Don’t overdo it
As in, don’t overwork your dough. The more you mix and blend, the less likely it is to stand up to your filling. Less work = more successful crust.
Variety is the spice of life
When I make this pie, it never turns out the same way twice. Different apples, slightly different mixture of seasonings, a new ratio of dry to wet ingredients in the pie dough. It doesn’t need to be identical each time: just delicious.
Adapted from Bon Appetit
Crust adapted from Smitten Kitchen
2 1/2 c. flour
1 Tb sugar
1 tsp salt
2 sticks unsalted butter, very cold
1 c. apple cider
In a large bowl, combine the flour, sugar, and salt. Cut the butter into small pieces and work into the dry ingredients with a pastry blender. When the butter pieces are the size of small peas, stop blending. Add cider, a few tablespoons at a time, using a rubber spatula or your hands to gather the dough together. Stop after 1/2 cup and stir well; after that, add cider only a tablespoon at a time. Add a little flour if the dough gets overly wet.
Cut the dough in half, wrap each piece in plastic wrap, and refrigerate overnight or at least an hour. The dough can stay wrapped and refrigerated for about a week.
While the dough is chilling, move on to the filling (hey, that rhymes!):
1 c. fresh cranberries
1 c. plus 2 tablespoons sugar
3 lbs. assorted apples (I like to use as many varieties as possible: this year’s pie had Mutsu, Empire, Rome, Gala, Fuji, Winesap, Braeburn, and Jonagold)
1/2 c. dried currants
liqueur (cranberry or a good bourbon)
5 Tb all-purpose flour
optional: zest of one orange; fresh ginger juice

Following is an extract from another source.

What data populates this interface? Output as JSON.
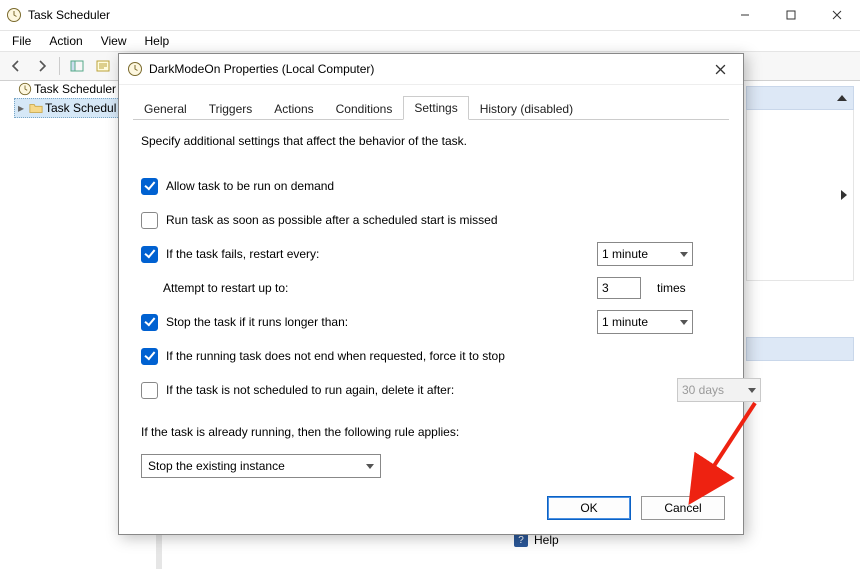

In the oven, position rack in the lowest third; preheat to 375°F. Place the currants in a small bowl and add just enough liqueur to cover. Chop cranberries with sugar, using a mezzaluna or food processor. Peel and core the apples, and cut into 1/2-inch thick slices. Combine apples, cranberry/sugar mixture, currants, and flour. (If using, zest orange into bowl; peel an inch-long piece of ginger root and press through a clean garlic press to get the juice.) Toss well.
Roll out 1 of the pieces of dough between waxed paper or plastic wrap to 13-inch round. Gently peel off paper or wrap; fold edges in carefully to transfer into 9 1/2″deep-dish pie dish. I’ve found this is the easiest way to transfer the bottom crust into the pie dish in one piece.
Unfold the dough; roll excess in to form a double-thick edge. Crimp edge. Roll out the remaining dough disk on a lightly floured surface to 1/8″ thick. Using a cookie cutter, cut out leaves, apples, or any other shapes you might like. If using leaves, mark veins with a sharp knife. Add filling to pie dish. Arrange leaves around the edges and top of pie, overlapping in places. Do not cover completely: leave gaps. Brush leaf cutouts and crimped edge with cider.
Place the pie on a baking sheet. Bake for 45 minutes, then cover with foil and continue baking for about 35 minutes more, until juices bubble thickly and crust is golden-brown. Transfer pie to rack and cool for 1 hour. Serve warm or at room temperature.
Bon appetit! Or as we say around these parts: OM NOM.